BRIDGEPORT — It seems like every passerby has something to say about J. Taylor Wallace's in-progress carving job of a Honey Locust tree outside McGuane Park.
They criticize him for ruining a perfectly good tree. He explains that it's already dead. They stop for photos. He continues chainsawing, unabated. Last week, a guy asked bluntly, "What is this, some kind of yuppie s---?"
Wallace's work is part of a city program that commissions artists to make public art from dead or dying trees infested with the emerald ash borer.
For Wallace, the owner and metalsmith behind Metal Magic Interiors at Bridgeport's Bubbly Dynamics building, the tree-carving project amounts to "a lot of ambition." Wallace gained notoriety a few years ago for creating a barbecue smoker shaped like Sarah Palin's head.

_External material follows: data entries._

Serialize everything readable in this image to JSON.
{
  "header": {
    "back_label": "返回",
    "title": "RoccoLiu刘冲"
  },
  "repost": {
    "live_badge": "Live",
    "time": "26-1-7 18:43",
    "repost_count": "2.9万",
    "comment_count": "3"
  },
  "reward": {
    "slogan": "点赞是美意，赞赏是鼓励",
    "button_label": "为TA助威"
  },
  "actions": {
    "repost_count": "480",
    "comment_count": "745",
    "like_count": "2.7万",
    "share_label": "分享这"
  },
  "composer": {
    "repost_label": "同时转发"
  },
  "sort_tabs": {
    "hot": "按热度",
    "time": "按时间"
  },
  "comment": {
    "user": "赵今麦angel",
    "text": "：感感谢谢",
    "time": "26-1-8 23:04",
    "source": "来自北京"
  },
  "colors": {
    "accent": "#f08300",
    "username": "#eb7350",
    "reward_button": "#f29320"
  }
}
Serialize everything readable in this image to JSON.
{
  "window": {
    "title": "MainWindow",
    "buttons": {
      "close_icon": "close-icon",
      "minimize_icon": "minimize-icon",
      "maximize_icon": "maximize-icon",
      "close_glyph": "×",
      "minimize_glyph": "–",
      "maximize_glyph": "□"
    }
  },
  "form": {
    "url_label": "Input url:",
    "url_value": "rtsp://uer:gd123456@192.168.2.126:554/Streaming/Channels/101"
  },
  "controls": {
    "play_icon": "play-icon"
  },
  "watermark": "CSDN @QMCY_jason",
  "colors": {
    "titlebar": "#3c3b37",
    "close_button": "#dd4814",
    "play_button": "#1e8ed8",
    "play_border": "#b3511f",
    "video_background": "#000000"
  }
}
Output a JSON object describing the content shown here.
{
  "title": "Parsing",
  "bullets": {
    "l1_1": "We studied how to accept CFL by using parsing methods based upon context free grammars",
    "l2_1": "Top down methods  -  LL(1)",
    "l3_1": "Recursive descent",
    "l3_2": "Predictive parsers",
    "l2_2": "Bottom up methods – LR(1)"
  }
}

Harnessed into a safety device, he scurries to the top of a towering scaffold system surrounding the tree to begin carving with a chainsaw, angle grinder or heavy-duty chisel, "the type that Noah built the ark with," he said.
Sawdust flies like flurries onto busy Halsted Street as the shapes take form.
When it's complete, the design of ascending spirals will sort of resemble mangled screws that jut out in different directions. Wallace said he wanted to "keep the organic form" of the tree.
"Having this type of project, you can respond to the shape of the tree," he said.
Some of the 10 commissioned artists will carve into the trees, as Wallace has. In Olympia Park on the Northwest Side, artists Karl and Indira Johnson are carving "elaborate alternating bands of Morse code and overlapping hands layered like sediment around the tree."
Others will simply "add" to the trees, organizers said. That includes Margot McMahon, who's piece, "Flock," hangs figures of songbirds in flight and a sculpted owl onto a 125-year-old elm tree in Jackson Park.
For more neighborhood news, listen to DNAinfo Radio here: